Sit back and relax at library oasis
The new library oasis includes 14 cushy chairs and a 52-inch LCD screen showing images from the library’s Special Collections.
Photo: Roberta Dupuis-Devlin
Where’s the latest hang-out on the east side of campus?
The first floor of the Daley Library, where there’s a comfortable alcove with cushy chairs, a digital display of rotating photographs from library collections and that necessity of modern life, a coffee shop.
A dedication for the new space will take place from 3:30-5 p.m. today on the first floor of the Daley Library. The campus community is welcome.
“The oasis is intended for small group discussion or quiet reading or relaxing,” said Mary Case, university librarian.
“It has already become the place to meet classmates or stop to organize one’s thoughts or spend a few quiet minutes before class.”
The space, next to the Daley Grind coffee shop, has 14 roomy chairs in shades of brown, blue and green, some with tables attached to hold books or food.
A 52-inch LCD screen shows images from the library’s Special Collections “a wonderful way to engage students in experiencing and learning about our rare and special materials,” Case said.
Up first are photos from the “City 2000” Comer Collection, which captures Chicago in the year 2000.
The collection archive, donated to the UIC Library in 2001, includes more than 500,000 images of the city in the millennial year.
The next set of photographs will come from “A Century of Progress International Exposition,” images from the 1933 and 1934 World’s Fair in Chicago.
The oasis was funded by a donation from Provost R. Michael Tanner and his wife, Eileen Tanner, special assistant for campus relations, in partnership with the UIC Library and Project Oasis in the Office of Campus Learning Environments.
Eileen Tanner said she is excited to show the campus community the library’s digital images.
“I love getting the art that we have in Special Collections in front of people,” she said.

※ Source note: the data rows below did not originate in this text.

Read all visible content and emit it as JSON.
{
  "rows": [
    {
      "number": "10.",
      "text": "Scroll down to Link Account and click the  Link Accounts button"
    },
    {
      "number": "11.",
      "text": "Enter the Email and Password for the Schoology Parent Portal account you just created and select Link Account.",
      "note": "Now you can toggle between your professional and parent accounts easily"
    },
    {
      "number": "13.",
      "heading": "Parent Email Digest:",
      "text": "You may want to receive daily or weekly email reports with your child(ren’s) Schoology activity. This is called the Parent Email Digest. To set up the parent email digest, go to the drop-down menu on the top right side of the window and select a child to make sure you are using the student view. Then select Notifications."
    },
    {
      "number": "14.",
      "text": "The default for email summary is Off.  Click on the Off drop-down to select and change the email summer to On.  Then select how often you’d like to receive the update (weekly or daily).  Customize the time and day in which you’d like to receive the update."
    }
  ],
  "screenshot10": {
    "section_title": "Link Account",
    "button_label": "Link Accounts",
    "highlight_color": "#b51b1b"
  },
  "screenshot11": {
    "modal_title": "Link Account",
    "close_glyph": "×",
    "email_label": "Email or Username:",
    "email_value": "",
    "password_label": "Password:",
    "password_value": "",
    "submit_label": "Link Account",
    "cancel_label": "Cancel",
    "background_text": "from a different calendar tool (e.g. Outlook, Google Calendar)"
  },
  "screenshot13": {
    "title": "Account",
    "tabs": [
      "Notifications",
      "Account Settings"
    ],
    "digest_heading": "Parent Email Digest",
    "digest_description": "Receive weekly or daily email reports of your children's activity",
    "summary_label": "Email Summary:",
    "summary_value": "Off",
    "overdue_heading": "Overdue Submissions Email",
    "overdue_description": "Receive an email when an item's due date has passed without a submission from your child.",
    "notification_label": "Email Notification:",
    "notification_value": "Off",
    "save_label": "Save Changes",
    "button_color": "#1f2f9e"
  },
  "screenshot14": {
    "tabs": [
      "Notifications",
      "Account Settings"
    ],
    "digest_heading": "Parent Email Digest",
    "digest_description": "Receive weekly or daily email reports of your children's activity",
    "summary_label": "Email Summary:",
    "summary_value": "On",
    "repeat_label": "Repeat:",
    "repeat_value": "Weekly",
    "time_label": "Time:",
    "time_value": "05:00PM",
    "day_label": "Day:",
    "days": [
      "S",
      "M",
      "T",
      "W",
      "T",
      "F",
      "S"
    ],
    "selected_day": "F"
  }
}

“People pass through there daily and we see it as a tremendous enhancement for the appearance of the space. It’s a comfortable place for students and other library patrons, and it’s very welcoming and inviting.”